*WORK TASK*
Looking through the listing that follows, count the lines that contain "Pamulang" and give only that number.

### SOURCE DATA

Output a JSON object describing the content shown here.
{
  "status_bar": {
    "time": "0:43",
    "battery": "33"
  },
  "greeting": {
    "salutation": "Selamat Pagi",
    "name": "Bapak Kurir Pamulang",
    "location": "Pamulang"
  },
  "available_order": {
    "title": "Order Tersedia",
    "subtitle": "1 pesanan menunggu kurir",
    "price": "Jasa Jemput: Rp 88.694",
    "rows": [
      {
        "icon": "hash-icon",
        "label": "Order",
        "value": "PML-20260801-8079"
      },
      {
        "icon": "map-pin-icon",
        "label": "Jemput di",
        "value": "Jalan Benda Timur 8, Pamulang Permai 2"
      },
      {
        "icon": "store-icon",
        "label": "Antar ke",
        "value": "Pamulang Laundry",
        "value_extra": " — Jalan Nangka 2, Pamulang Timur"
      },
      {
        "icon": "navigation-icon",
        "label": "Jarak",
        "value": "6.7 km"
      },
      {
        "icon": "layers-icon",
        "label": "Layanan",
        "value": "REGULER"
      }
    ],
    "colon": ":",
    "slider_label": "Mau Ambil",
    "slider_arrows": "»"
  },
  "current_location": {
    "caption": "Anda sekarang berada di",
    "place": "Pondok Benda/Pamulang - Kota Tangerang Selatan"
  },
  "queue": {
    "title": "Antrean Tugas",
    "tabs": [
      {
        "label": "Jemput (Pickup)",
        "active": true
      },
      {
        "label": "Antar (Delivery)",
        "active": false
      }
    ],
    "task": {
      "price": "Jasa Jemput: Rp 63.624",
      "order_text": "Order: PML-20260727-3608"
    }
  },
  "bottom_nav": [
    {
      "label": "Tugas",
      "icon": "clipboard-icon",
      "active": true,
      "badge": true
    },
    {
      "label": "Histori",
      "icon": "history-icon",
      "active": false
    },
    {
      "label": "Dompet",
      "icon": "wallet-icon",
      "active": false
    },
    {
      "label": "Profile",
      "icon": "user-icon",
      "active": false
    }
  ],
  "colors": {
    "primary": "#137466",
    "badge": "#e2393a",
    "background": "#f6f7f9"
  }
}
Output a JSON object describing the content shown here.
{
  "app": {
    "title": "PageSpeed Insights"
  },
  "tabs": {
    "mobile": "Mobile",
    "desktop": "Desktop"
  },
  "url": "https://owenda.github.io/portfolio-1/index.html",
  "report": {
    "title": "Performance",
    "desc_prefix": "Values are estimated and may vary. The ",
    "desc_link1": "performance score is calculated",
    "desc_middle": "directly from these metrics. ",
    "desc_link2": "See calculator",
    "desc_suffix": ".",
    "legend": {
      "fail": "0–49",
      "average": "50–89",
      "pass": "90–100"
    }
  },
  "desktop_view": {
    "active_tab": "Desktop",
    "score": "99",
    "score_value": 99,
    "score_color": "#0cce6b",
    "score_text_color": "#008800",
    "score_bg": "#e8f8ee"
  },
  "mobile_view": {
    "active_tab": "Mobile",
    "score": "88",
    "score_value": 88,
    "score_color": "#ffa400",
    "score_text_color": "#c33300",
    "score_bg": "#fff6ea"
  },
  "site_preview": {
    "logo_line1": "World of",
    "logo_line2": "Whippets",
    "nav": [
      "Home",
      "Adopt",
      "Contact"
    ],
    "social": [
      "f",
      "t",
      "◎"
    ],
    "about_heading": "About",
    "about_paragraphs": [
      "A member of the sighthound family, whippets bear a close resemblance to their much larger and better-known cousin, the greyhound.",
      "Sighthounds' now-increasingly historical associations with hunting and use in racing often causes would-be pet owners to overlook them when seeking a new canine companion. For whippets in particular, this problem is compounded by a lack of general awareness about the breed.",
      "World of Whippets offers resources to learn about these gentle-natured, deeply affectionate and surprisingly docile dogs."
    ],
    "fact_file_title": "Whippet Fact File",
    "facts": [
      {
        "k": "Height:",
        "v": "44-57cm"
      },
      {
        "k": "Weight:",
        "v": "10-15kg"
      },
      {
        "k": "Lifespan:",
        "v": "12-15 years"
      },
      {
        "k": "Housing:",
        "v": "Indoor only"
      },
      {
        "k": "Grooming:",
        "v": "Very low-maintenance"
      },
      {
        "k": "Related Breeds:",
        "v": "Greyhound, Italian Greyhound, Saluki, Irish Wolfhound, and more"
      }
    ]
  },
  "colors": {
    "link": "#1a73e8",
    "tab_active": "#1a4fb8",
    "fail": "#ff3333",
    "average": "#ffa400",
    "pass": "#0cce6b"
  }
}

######

*SOLUTION TO THE EXERCISE*
6